The school system, teachers and educators have a huge role to play in equipping students with the skills and competences they need to face their future life and career. Promoting critical thinking and problem-solving in the class was the main expectation with which our group of participants came to the course from 30th January to 5th February - Katharina from BG Rein, Isabel from Heilig-Hartinstituut Lyceum, Irena and Emilija from "Josip Broz Tito" High School, Mirela from OŠ Vladimira Nazora Pazin, Miriam and Katarína form Gymnazium Jana Papanka, Maria Irene form Agrupamento de Escolas General Serpa Pinto, Andrés from IES Arcipreste de Canales.

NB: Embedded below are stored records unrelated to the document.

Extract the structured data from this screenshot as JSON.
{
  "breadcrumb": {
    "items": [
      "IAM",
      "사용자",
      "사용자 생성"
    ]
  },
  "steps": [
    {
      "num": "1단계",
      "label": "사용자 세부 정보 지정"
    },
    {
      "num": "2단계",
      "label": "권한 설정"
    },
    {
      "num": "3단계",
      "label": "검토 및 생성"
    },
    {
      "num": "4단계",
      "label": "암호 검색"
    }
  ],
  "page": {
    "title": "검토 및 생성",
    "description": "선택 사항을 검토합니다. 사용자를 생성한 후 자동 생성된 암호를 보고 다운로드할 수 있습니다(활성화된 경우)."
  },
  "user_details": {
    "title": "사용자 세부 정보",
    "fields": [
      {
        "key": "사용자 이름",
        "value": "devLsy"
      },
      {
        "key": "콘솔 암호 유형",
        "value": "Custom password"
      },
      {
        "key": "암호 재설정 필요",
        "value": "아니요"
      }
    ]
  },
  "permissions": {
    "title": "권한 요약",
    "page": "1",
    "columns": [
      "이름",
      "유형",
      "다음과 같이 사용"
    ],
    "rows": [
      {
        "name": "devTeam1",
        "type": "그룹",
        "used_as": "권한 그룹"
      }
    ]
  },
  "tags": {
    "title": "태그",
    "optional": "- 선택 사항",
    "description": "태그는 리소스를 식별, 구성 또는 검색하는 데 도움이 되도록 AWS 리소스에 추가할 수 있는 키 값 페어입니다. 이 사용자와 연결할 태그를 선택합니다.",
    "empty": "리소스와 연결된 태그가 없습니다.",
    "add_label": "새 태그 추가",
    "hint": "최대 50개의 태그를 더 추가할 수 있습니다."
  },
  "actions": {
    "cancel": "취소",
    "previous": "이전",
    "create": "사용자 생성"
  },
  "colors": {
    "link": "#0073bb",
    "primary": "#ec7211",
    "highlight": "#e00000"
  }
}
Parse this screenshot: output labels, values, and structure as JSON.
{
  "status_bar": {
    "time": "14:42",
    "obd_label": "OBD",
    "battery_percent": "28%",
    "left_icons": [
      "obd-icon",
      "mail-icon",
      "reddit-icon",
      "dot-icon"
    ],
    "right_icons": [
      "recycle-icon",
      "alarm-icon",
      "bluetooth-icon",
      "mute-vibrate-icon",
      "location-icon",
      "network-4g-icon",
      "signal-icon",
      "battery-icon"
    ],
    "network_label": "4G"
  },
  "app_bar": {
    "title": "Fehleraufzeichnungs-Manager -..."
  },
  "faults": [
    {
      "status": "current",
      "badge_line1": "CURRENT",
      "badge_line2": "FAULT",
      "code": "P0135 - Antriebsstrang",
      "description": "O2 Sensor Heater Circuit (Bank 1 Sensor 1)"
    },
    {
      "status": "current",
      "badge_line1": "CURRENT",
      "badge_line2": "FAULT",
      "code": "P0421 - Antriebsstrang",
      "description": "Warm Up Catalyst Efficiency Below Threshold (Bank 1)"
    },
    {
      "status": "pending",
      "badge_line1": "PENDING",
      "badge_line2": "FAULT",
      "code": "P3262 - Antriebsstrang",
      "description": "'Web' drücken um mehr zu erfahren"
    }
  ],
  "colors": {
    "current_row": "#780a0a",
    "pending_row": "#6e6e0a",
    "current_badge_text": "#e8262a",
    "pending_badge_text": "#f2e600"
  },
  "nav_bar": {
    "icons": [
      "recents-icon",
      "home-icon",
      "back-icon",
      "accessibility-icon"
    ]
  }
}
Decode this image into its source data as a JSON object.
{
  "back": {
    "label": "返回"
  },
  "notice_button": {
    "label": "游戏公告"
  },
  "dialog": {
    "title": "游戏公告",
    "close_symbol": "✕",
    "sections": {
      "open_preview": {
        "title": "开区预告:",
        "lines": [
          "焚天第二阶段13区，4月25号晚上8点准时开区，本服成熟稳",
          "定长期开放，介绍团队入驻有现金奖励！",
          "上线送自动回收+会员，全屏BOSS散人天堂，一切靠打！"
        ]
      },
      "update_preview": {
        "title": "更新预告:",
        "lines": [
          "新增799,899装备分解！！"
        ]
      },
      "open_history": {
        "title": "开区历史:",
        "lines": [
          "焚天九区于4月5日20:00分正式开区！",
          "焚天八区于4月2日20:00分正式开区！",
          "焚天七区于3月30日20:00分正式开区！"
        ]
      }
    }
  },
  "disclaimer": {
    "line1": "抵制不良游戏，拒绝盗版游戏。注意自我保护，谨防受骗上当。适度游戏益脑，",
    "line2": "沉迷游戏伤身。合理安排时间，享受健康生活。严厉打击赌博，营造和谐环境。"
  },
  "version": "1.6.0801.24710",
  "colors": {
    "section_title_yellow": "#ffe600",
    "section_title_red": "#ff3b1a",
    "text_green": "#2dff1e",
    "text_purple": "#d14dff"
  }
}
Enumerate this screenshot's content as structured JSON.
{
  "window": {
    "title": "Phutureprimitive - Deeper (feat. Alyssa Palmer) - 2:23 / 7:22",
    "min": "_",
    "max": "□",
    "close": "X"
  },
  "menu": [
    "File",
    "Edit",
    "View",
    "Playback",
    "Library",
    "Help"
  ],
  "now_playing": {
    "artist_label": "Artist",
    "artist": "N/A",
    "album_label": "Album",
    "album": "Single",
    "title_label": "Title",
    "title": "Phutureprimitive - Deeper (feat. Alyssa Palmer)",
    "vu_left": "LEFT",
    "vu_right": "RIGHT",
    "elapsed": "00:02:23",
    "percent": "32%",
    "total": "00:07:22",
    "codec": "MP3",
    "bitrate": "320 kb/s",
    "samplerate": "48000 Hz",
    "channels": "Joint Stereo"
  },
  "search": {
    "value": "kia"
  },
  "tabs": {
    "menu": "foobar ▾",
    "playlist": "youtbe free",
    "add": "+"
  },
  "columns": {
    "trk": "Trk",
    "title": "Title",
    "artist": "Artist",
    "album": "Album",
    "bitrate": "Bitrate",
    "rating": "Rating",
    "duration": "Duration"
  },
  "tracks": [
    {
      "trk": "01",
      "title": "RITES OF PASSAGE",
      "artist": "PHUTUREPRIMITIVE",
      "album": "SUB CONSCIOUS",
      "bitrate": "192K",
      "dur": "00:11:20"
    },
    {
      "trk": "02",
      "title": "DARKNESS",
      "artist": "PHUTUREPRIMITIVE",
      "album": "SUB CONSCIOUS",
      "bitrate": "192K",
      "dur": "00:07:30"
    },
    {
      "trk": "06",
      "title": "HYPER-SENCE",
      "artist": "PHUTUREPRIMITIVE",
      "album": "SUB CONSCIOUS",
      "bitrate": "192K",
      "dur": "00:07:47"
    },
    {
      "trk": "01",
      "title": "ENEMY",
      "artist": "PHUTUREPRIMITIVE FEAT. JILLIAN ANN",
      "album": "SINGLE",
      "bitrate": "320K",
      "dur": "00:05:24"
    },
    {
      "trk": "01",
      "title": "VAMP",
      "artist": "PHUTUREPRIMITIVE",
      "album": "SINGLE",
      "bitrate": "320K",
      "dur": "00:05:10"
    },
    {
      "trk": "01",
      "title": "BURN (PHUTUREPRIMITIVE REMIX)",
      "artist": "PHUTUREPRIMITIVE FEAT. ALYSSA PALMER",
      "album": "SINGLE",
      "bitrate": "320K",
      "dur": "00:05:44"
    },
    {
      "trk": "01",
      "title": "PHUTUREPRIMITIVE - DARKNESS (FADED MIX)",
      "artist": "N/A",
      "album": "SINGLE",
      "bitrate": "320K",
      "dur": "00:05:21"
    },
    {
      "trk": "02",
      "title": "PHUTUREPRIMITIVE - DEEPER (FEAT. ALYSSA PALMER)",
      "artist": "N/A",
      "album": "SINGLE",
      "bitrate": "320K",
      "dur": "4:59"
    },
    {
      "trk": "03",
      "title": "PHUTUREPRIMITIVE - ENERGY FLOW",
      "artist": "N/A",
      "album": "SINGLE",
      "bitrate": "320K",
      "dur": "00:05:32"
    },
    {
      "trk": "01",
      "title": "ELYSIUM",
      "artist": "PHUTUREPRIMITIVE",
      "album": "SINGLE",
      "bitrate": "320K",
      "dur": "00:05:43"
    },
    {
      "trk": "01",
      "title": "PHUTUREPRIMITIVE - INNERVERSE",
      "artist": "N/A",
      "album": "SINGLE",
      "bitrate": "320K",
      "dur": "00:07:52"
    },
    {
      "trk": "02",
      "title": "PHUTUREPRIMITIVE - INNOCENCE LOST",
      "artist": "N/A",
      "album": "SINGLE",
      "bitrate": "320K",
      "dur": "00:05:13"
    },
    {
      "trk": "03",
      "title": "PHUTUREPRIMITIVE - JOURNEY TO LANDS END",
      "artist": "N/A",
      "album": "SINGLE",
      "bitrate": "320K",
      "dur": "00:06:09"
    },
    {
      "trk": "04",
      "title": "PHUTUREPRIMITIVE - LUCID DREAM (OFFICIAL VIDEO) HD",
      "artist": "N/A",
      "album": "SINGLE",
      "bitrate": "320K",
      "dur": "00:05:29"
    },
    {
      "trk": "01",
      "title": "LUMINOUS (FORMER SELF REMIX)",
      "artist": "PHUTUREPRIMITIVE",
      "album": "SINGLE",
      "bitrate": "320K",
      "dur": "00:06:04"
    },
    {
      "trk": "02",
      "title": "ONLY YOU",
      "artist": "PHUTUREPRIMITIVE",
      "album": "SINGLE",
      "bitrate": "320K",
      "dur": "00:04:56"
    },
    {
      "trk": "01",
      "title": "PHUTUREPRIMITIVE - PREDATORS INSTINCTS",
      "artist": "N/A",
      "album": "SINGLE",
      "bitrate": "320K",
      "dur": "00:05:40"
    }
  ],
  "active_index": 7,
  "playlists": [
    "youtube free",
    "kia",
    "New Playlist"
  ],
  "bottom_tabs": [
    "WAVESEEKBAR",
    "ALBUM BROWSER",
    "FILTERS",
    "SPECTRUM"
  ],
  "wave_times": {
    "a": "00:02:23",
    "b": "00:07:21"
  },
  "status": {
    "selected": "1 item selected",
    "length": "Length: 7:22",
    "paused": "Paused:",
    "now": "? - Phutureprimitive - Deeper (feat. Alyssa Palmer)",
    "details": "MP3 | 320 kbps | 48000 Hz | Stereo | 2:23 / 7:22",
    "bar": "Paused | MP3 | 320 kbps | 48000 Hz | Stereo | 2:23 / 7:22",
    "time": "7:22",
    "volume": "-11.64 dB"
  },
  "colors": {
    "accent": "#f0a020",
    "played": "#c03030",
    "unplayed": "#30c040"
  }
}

The most important learning objective for the week was preparing to foster 21st century skills in students, encouraging students to think outside of the box and strengthen their critical thinking skills.
Talking about key competences for living in the 21st century, participants touched on the topic of learning and innovation skills, digital skills and also career and life skills, focusing their attention on the 4Cs: critical thinking, creativity, communication and collaboration. Most importantly, we learned through hands-on practice how differently our brain and thinking skills function when there’s a problem to solve.
Moving to visual strategies, participants experienced new activities which could be used to stimulate students' creative expression and could be a basis for brainstorming or discussing their ideas. We challenged an “only-art” perception of what “visual thinking” encompasses, by proposing an innovative and digital perspective. As an outcome, our participant Isabel created this visual map of all the participants’ sending organizations.
A reflection on the importance of training students’ critical thinking skills was needed in a world where most of the time they are passively exposed to loads of (dis)information. Participants engaged in reasoning, questioning and debating activities that could be adapted to different classroom situations to help students become active and aware agents of their own learning.
But to introduce a good dose of creativity and critical thinking in the classroom, not only we shall struggle to find new solutions, as innovation often comes from reframing traditional tools. Our participants enjoyed playing traditional games, like Taboo and Battleship, and had an opportunity to adapt them to their own subjects while building a stronger learning perspective on them.
Finishing the course, everyone had a chance to create a personalized display of their training and cultural journey in Bologna and, from a fashion show to a snowball battle, we said goodbye to a week full of laughter, creativity and new experiences!
Welcome to the ELA Blog. Here you will find articles and photos of our courses and have a look at the topics addressed during the week in Bologna, Palermo and Tenerife. You will also have the chance to take a peek at our projects and check out what we have been up to.